==== Raw data ====

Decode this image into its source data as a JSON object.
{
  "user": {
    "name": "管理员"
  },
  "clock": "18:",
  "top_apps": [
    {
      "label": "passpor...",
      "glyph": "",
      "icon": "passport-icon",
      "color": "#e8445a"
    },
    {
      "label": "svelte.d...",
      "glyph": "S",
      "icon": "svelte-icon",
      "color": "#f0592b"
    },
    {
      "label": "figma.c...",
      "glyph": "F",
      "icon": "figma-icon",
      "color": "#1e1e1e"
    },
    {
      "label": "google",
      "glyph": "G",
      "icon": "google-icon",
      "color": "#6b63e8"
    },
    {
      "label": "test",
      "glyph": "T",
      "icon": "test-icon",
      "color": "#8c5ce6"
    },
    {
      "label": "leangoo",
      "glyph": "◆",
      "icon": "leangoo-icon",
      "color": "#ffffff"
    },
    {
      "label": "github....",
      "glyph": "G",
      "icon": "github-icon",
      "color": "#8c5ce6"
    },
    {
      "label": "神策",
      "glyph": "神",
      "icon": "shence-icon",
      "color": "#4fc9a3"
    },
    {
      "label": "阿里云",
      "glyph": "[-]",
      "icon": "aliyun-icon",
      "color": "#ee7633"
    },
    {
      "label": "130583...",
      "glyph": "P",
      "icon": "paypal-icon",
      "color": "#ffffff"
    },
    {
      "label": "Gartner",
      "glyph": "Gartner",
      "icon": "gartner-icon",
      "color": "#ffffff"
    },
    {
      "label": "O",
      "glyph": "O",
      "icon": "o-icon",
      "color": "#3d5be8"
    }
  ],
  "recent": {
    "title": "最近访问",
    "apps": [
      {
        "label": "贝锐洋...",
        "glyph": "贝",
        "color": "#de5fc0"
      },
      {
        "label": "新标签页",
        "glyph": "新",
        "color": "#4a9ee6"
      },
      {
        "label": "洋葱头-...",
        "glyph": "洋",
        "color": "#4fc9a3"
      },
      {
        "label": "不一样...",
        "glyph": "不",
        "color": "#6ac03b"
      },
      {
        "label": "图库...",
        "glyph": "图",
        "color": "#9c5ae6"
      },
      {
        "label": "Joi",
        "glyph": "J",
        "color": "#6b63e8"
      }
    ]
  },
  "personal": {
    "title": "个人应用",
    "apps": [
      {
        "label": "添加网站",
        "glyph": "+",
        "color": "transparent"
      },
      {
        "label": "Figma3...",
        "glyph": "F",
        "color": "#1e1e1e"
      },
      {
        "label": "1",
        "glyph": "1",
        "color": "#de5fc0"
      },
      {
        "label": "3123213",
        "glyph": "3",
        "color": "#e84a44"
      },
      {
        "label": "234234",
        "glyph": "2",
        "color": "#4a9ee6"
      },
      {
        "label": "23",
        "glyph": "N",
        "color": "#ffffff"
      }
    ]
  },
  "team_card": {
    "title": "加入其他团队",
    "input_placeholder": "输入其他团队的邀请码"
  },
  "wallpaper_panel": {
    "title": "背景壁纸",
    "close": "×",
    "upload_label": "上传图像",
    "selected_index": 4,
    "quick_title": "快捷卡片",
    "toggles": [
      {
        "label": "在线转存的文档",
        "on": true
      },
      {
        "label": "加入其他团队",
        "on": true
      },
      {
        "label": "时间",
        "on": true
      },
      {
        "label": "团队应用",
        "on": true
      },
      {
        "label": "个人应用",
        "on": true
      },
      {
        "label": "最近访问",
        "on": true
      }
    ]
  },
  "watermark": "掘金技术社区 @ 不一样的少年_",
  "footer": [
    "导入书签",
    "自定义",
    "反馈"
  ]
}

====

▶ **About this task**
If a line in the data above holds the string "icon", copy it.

▶ **Reply**
      "icon": "passport-icon",
      "icon": "svelte-icon",
      "icon": "figma-icon",
      "icon": "google-icon",
      "icon": "test-icon",
      "icon": "leangoo-icon",
      "icon": "github-icon",
      "icon": "shence-icon",
      "icon": "aliyun-icon",
      "icon": "paypal-icon",
      "icon": "gartner-icon",
      "icon": "o-icon",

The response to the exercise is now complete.